Evo Morales' plane was refused leave to overfly four Western European nations in the early hours of this morning.

Morales with Putin yesterday. Photograph: Getty Images

The Bolivian President, Evo Morales, was forced to redirect his plane home from Russia last night due to apparent suspicion it was carrying Edward Snowden, the NSA whistleblower. Morales had to make an unscheduled landing in Vienna, which his staff blamed on France and Portugal, who, the staff say, withdrew their permission for the plane to pass through their airspace.

Both Austrian and Bolivian officials say that Snowden was not, in fact, on the plane. The Bolivian foreign minister, David Choquehuanca, told reporters that "We don't know who invented this lie. We want to denounce to the international community this injustice with the plane of President Evo Morales."

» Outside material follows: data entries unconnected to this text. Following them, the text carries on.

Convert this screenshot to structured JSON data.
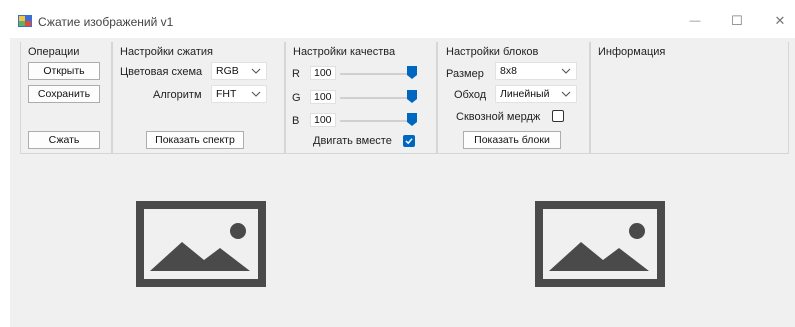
{
  "window": {
    "title": "Сжатие изображений v1",
    "controls": {
      "minimize": "—",
      "maximize": "☐",
      "close": "✕"
    }
  },
  "operations": {
    "title": "Операции",
    "open_label": "Открыть",
    "save_label": "Сохранить",
    "compress_label": "Сжать"
  },
  "compression": {
    "title": "Настройки сжатия",
    "color_scheme_label": "Цветовая схема",
    "color_scheme_value": "RGB",
    "algorithm_label": "Алгоритм",
    "algorithm_value": "FHT",
    "show_spectrum_label": "Показать спектр"
  },
  "quality": {
    "title": "Настройки качества",
    "channels": [
      {
        "name": "R",
        "value": "100",
        "level": 1.0
      },
      {
        "name": "G",
        "value": "100",
        "level": 1.0
      },
      {
        "name": "B",
        "value": "100",
        "level": 1.0
      }
    ],
    "move_together_label": "Двигать вместе",
    "move_together_checked": true
  },
  "blocks": {
    "title": "Настройки блоков",
    "size_label": "Размер",
    "size_value": "8x8",
    "traversal_label": "Обход",
    "traversal_value": "Линейный",
    "through_merge_label": "Сквозной мердж",
    "through_merge_checked": false,
    "show_blocks_label": "Показать блоки"
  },
  "info": {
    "title": "Информация"
  },
  "colors": {
    "accent": "#0067c0",
    "placeholder_icon": "#4a4a4a"
  },
  "icons": {
    "app": "app-image-icon",
    "image_placeholder": "image-placeholder-icon"
  }
}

The suspicion seems to have been based on comments Morales made on Monday, while attending an energy conference in Moscow. Asked on Russia Today if he would give asylum to Snowden, the New York Times reports that he responded, "Yes, why not? Of course, Bolivia is ready to take in people who denounce — I don’t know if this is espionage or monitoring. We are here." He added that the country had not received a request for asylum.

Based on those fears, it appears that France and Portugal – as well as Spain and Italy, according to Bolivian defence minister Ruben Saavedra Soto – decided they were better off not getting involved, and refused the plane leave to fly through their airspace.

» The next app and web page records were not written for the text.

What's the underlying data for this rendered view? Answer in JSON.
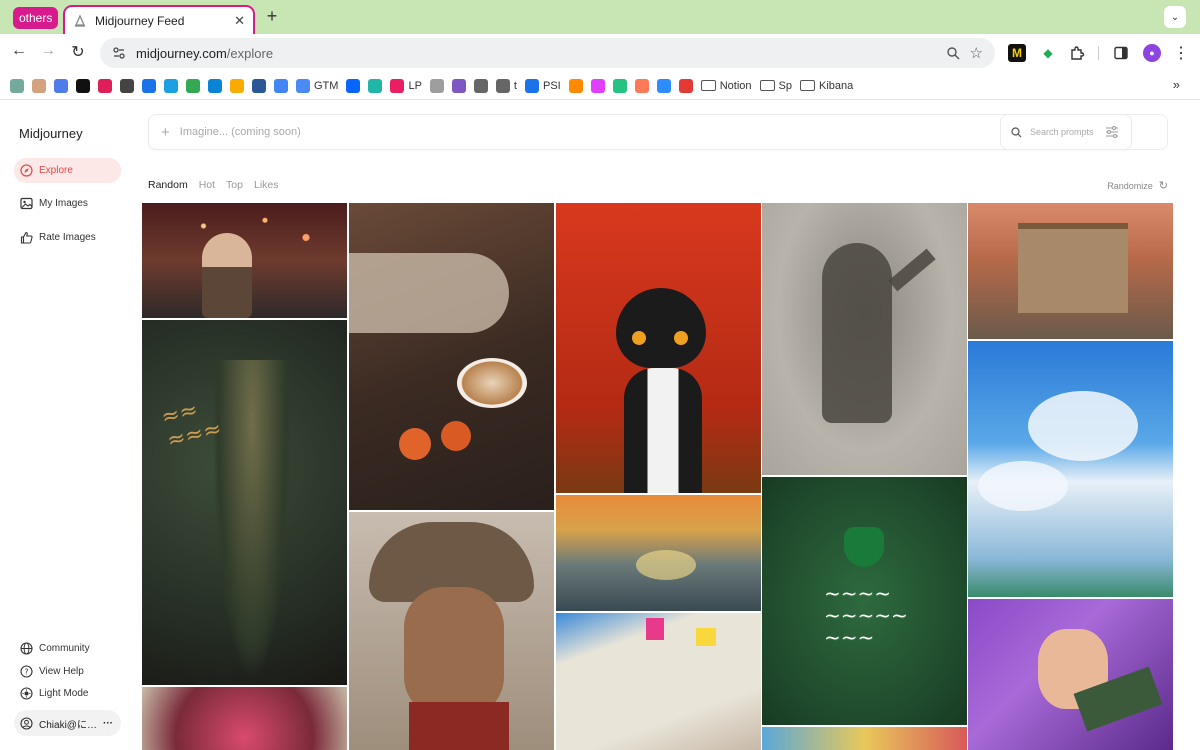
{
  "browser": {
    "tab_group": "others",
    "tab_title": "Midjourney Feed",
    "url_host": "midjourney.com",
    "url_path": "/explore",
    "bookmarks": [
      {
        "label": "",
        "icon": "chatgpt-icon",
        "color": "#74aa9c"
      },
      {
        "label": "",
        "icon": "anthropic-icon",
        "color": "#d4a27f"
      },
      {
        "label": "",
        "icon": "gemini-icon",
        "color": "#4f7ce8"
      },
      {
        "label": "",
        "icon": "midjourney-icon",
        "color": "#111111"
      },
      {
        "label": "",
        "icon": "slack-icon",
        "color": "#e01e5a"
      },
      {
        "label": "",
        "icon": "linear-icon",
        "color": "#444444"
      },
      {
        "label": "",
        "icon": "calendar-icon",
        "color": "#1a73e8"
      },
      {
        "label": "",
        "icon": "c-icon",
        "color": "#1ba1e2"
      },
      {
        "label": "",
        "icon": "drive-icon",
        "color": "#34a853"
      },
      {
        "label": "",
        "icon": "cloud-icon",
        "color": "#0a84d6"
      },
      {
        "label": "",
        "icon": "analytics-icon",
        "color": "#f9ab00"
      },
      {
        "label": "",
        "icon": "triangle-icon",
        "color": "#2b5797"
      },
      {
        "label": "",
        "icon": "ads-icon",
        "color": "#4285f4"
      },
      {
        "label": "GTM",
        "icon": "gtm-icon",
        "color": "#4a8af4"
      },
      {
        "label": "",
        "icon": "meta-icon",
        "color": "#0866ff"
      },
      {
        "label": "",
        "icon": "dots-icon",
        "color": "#21b6a8"
      },
      {
        "label": "LP",
        "icon": "gift-icon",
        "color": "#e91e63"
      },
      {
        "label": "",
        "icon": "circle-icon",
        "color": "#9e9e9e"
      },
      {
        "label": "",
        "icon": "puzzle-icon",
        "color": "#7e57c2"
      },
      {
        "label": "",
        "icon": "globe-icon",
        "color": "#666666"
      },
      {
        "label": "t",
        "icon": "globe-icon",
        "color": "#666666"
      },
      {
        "label": "PSI",
        "icon": "speed-icon",
        "color": "#1a73e8"
      },
      {
        "label": "",
        "icon": "chart-icon",
        "color": "#ff8a00"
      },
      {
        "label": "",
        "icon": "pen-icon",
        "color": "#e040fb"
      },
      {
        "label": "",
        "icon": "b-icon",
        "color": "#26c281"
      },
      {
        "label": "",
        "icon": "hubspot-icon",
        "color": "#ff7a59"
      },
      {
        "label": "",
        "icon": "zm-icon",
        "color": "#2d8cff"
      },
      {
        "label": "",
        "icon": "flower-icon",
        "color": "#e53935"
      },
      {
        "label": "Notion",
        "icon": "folder-icon",
        "color": ""
      },
      {
        "label": "Sp",
        "icon": "folder-icon",
        "color": ""
      },
      {
        "label": "Kibana",
        "icon": "folder-icon",
        "color": ""
      }
    ],
    "overflow": "»"
  },
  "sidebar": {
    "brand": "Midjourney",
    "nav": [
      {
        "label": "Explore",
        "icon": "compass-icon",
        "active": true
      },
      {
        "label": "My Images",
        "icon": "image-icon",
        "active": false
      },
      {
        "label": "Rate Images",
        "icon": "thumbs-up-icon",
        "active": false
      }
    ],
    "footer": [
      {
        "label": "Community",
        "icon": "globe-icon"
      },
      {
        "label": "View Help",
        "icon": "help-icon"
      },
      {
        "label": "Light Mode",
        "icon": "sun-icon"
      }
    ],
    "user": "Chiaki@に…",
    "user_more": "···"
  },
  "main": {
    "imagine_placeholder": "Imagine... (coming soon)",
    "search_placeholder": "Search prompts",
    "sort_tabs": [
      "Random",
      "Hot",
      "Top",
      "Likes"
    ],
    "active_sort": "Random",
    "randomize_label": "Randomize"
  },
  "colors": {
    "accent": "#e0484a",
    "tab_group": "#d81b8c",
    "tabstrip": "#c8e6b4"
  }
}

The fallout from the decision has been major. Morales was "kidnapped by imperialism", in the words of Bolivia's Vice President Alvaro Garcia; Argentine President Cristina Kirchner is tweeting regularly about the incident, saying "No se si ponerme a reír o llorar" (I don't know whether to laugh or to cry); Kirchner also says she has spoken to Uruguay's president, José Mujica, who is "indignado" (indignant) at the situation; and Rafael Correa, President of Ecuador, writes "Decisive hours for UNASUR! Either we graduated from the colonies, or we claim our independence, sovereignty and dignity. We are all Bolivia!"

 

 

The most important question remains unanswered, though: what was the extent of US involvement in the affront? Saavedra, Bolivia's defence minister, thinks so, saying "This is a hostile act by the United States State Department which has used various European governments". If it turns out that the American government did explicitly tell the European nations to ground Morales, that is a wound which will not heal quickly.